_Problem to solve_
The entries follow. Print each one exactly.

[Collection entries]
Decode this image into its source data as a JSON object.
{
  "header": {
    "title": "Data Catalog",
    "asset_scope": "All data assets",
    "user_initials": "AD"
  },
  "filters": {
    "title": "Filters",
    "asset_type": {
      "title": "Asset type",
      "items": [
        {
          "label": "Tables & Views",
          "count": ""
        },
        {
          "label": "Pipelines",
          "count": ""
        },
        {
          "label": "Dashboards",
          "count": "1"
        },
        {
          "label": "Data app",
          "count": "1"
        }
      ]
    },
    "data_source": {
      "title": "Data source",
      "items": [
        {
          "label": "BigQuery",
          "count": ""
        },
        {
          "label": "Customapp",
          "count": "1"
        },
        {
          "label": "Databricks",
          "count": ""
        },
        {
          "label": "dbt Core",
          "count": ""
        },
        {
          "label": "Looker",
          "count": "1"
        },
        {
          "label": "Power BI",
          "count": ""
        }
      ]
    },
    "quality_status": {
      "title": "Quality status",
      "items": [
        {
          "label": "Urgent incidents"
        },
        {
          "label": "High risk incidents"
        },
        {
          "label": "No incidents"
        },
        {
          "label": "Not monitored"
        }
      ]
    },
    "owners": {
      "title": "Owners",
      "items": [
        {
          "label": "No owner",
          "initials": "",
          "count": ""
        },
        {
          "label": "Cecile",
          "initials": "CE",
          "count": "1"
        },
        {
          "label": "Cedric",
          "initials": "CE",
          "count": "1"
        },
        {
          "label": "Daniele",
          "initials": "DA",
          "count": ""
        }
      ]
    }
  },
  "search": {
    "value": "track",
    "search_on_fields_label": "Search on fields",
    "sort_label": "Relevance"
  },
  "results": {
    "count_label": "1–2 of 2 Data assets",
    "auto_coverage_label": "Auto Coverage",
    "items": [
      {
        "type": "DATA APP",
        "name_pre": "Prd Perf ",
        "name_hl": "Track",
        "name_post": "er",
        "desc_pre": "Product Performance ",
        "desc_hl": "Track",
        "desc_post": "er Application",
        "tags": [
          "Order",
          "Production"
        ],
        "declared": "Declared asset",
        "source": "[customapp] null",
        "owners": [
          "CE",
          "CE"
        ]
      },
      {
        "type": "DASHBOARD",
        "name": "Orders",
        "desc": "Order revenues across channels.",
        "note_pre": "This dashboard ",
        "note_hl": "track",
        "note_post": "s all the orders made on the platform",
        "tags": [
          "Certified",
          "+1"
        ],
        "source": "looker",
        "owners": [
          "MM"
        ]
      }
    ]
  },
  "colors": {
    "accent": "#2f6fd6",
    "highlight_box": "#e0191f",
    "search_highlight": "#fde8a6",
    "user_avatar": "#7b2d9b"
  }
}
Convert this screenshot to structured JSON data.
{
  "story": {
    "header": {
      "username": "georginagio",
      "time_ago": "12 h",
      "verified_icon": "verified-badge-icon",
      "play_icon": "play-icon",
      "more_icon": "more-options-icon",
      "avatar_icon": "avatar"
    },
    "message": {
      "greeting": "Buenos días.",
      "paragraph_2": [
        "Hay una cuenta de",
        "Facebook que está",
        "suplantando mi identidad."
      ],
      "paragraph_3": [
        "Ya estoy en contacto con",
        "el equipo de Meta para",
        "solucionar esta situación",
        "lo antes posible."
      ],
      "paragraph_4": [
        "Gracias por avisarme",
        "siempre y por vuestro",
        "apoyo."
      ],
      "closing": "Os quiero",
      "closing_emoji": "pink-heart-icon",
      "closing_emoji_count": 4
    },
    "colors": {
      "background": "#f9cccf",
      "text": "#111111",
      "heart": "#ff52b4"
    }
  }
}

_Answer to this problem_
Decode this image into its source data as a JSON object.
{
  "header": {
    "title": "Data Catalog",
    "asset_scope": "All data assets",
    "user_initials": "AD"
  },
  "filters": {
    "title": "Filters",
    "asset_type": {
      "title": "Asset type",
      "items": [
        {
          "label": "Tables & Views",
          "count": ""
        },
        {
          "label": "Pipelines",
          "count": ""
        },
        {
          "label": "Dashboards",
          "count": "1"
        },
        {
          "label": "Data app",
          "count": "1"
        }
      ]
    },
    "data_source": {
      "title": "Data source",
      "items": [
        {
          "label": "BigQuery",
          "count": ""
        },
        {
          "label": "Customapp",
          "count": "1"
        },
        {
          "label": "Databricks",
          "count": ""
        },
        {
          "label": "dbt Core",
          "count": ""
        },
        {
          "label": "Looker",
          "count": "1"
        },
        {
          "label": "Power BI",
          "count": ""
        }
      ]
    },
    "quality_status": {
      "title": "Quality status",
      "items": [
        {
          "label": "Urgent incidents"
        },
        {
          "label": "High risk incidents"
        },
        {
          "label": "No incidents"
        },
        {
          "label": "Not monitored"
        }
      ]
    },
    "owners": {
      "title": "Owners",
      "items": [
        {
          "label": "No owner",
          "initials": "",
          "count": ""
        },
        {
          "label": "Cecile",
          "initials": "CE",
          "count": "1"
        },
        {
          "label": "Cedric",
          "initials": "CE",
          "count": "1"
        },
        {
          "label": "Daniele",
          "initials": "DA",
          "count": ""
        }
      ]
    }
  },
  "search": {
    "value": "track",
    "search_on_fields_label": "Search on fields",
    "sort_label": "Relevance"
  },
  "results": {
    "count_label": "1–2 of 2 Data assets",
    "auto_coverage_label": "Auto Coverage",
    "items": [
      {
        "type": "DATA APP",
        "name_pre": "Prd Perf ",
        "name_hl": "Track",
        "name_post": "er",
        "desc_pre": "Product Performance ",
        "desc_hl": "Track",
        "desc_post": "er Application",
        "tags": [
          "Order",
          "Production"
        ],
        "declared": "Declared asset",
        "source": "[customapp] null",
        "owners": [
          "CE",
          "CE"
        ]
      },
      {
        "type": "DASHBOARD",
        "name": "Orders",
        "desc": "Order revenues across channels.",
        "note_pre": "This dashboard ",
        "note_hl": "track",
        "note_post": "s all the orders made on the platform",
        "tags": [
          "Certified",
          "+1"
        ],
        "source": "looker",
        "owners": [
          "MM"
        ]
      }
    ]
  },
  "colors": {
    "accent": "#2f6fd6",
    "highlight_box": "#e0191f",
    "search_highlight": "#fde8a6",
    "user_avatar": "#7b2d9b"
  }
}
Convert this screenshot to structured JSON data.
{
  "story": {
    "header": {
      "username": "georginagio",
      "time_ago": "12 h",
      "verified_icon": "verified-badge-icon",
      "play_icon": "play-icon",
      "more_icon": "more-options-icon",
      "avatar_icon": "avatar"
    },
    "message": {
      "greeting": "Buenos días.",
      "paragraph_2": [
        "Hay una cuenta de",
        "Facebook que está",
        "suplantando mi identidad."
      ],
      "paragraph_3": [
        "Ya estoy en contacto con",
        "el equipo de Meta para",
        "solucionar esta situación",
        "lo antes posible."
      ],
      "paragraph_4": [
        "Gracias por avisarme",
        "siempre y por vuestro",
        "apoyo."
      ],
      "closing": "Os quiero",
      "closing_emoji": "pink-heart-icon",
      "closing_emoji_count": 4
    },
    "colors": {
      "background": "#f9cccf",
      "text": "#111111",
      "heart": "#ff52b4"
    }
  }
}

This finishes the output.